I was enjoying a morning walk along the upper Stillwater, following a streamside path near Goode Prairie Preserve. Being an incorrigible fisherman, I naturally paused from time to time to study the flowing water, while fervently wishing I’d brought along a rod and tackle.
The eye-catching red leaf swirled around a rock and spun into an eddy, turning again and again in the merry-go-round of current. Looking about I located the parent swamp maple seventy-five feet upstream.
It wasn’t a huge tree, maybe thirty feet tall to the crown. But come October, swamp a swamp maple doesn’t have to be big to make an impact.
A swamp maple in fiery autumn regalia stands out like a flaming torch in a dark night. Like male cardinals at a winter feeder, the blazing red leaves simply astound the eye.
Autumn swamp maples also deliver their visual pleasure regardless of weather.
On sunny days they dazzle, filling your sight like a handful of rubies tossed onto the kitchen counter. A single swamp maple can visually anchor a hidden landscape; a stand of no more than half a dozen mature trees can dominate an entire hillside.
Should the sky be overcast or even drizzling rain, swamp maples perform a trick, glowing like a beacon, their brilliant scarlet leaves magically luminous, as if lit by an inner fire. No day can ever be dreary if there’s a swamp maple nearby!
Swamp maples—also called scarlet maples or red maples—are widespread, occurring throughout the Atlantic and Great Lakes region, from Newfoundland to Florida and west to East Texas.
Their tannins were once extracted and used by both Indians and early settlers to make a dye for clothing and ink.

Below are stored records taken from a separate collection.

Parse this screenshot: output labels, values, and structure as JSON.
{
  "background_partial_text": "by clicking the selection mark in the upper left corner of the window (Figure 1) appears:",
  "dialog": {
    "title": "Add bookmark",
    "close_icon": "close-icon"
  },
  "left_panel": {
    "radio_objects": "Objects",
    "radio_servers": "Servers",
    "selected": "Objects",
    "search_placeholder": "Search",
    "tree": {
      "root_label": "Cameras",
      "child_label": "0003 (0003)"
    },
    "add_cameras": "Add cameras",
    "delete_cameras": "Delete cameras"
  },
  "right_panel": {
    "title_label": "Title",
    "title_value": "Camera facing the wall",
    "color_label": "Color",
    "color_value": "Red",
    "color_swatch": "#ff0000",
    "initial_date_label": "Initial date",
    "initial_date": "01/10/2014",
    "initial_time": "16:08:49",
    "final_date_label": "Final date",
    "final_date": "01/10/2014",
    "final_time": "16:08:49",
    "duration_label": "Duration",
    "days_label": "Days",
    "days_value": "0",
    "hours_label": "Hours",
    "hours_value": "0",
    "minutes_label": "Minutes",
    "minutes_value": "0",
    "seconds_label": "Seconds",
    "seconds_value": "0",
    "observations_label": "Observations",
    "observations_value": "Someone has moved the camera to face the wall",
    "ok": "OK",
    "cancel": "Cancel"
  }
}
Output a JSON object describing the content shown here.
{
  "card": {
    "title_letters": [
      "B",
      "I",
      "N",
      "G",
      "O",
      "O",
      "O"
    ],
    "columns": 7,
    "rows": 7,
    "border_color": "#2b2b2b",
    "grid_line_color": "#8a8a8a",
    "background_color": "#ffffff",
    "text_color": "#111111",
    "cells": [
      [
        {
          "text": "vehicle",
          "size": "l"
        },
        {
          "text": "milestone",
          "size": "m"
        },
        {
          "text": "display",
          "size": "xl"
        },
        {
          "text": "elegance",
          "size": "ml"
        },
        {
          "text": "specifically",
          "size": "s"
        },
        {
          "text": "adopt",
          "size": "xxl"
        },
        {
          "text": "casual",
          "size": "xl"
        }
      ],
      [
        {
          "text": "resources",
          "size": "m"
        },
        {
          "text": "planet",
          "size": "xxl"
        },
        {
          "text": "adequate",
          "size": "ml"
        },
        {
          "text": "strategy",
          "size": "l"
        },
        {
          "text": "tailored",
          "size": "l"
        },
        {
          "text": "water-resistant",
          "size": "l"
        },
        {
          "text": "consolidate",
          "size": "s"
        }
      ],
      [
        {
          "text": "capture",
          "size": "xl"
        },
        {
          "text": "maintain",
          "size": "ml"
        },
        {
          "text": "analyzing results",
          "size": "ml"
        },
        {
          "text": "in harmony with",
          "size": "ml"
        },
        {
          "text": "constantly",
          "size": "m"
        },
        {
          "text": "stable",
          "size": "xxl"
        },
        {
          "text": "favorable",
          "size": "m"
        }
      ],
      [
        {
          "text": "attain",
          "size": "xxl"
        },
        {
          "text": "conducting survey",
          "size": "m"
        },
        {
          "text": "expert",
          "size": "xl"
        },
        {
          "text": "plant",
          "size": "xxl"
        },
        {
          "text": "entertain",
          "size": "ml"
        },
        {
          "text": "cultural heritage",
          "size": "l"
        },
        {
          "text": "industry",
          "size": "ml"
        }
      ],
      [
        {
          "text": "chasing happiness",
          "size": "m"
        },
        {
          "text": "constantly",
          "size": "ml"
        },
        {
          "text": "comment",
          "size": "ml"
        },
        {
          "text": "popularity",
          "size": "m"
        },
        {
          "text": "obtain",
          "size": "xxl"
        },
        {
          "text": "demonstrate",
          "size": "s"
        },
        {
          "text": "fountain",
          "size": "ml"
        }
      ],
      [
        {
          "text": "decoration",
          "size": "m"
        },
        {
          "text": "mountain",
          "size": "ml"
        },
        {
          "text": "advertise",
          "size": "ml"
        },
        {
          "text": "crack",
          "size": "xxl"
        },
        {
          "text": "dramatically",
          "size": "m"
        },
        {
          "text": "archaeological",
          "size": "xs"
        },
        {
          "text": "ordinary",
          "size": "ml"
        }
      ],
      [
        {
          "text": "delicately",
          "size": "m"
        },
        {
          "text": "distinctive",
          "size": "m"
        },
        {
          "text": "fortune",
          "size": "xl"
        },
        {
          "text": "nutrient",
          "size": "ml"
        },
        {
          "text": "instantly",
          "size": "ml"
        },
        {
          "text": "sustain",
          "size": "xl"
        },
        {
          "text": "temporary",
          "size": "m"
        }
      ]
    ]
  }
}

Swamp maple sap can also be collected and boiled down to syrup and sugar.
The wood of the swamp maple is rather soft as maples go, not particularly suited for furniture making—though a friend has a lovely bookcase and reading table which he fashioned from home-milled swamp maple boards. More often red maple is used for small stuff—clothes hangers, clothespins, veneers and interior finishing.
Swamp maples are what foresters call a “super-generalists.” Trees which can thrive in almost any situation—wet or dry, exposed to lots of sun or tucked into heavy shade, on soil that’s nutrient-rich or poor.
Which, incidentally, is why red maples, besides being fast-growing and attractive throughout the seasons, are so popular with landscapers.
Their swamp maple appellative came because they’re often found in damp hollows, boggy corners, and along mucky river corridors—soggy, fairly inaccessible landscapes.
Like many trees with a swamp-rooted heritage, red maples are programmed to drop their seeds in the spring, after annual floodwaters have receded. By contrast, upland trees typically drop seeds in the fall.
That, coupled with the tree’s environmentally broad growing conditions, means the swamp maple is both a great early-successional species, as well as a key late-successional species—one with a built-in three or four month jump on the growing season due to its early seeding.
No wonder swamp maples are capable of invading the woodlands like gangbusters!
As I stared at the tree, another swamp maple leaf loosened its hold high in the scarlet canopy and fluttered earthwards, glowing in the morning light like a translucent red shard from a cathedral’s stained-glass window.
Well, I told myself, you may have messed up leaving the fishing gear back at the house…but thanks to that little red swamp maple, the day has already yielded an unforgettable treasure.
Reach Jim McGuire at email@example.com.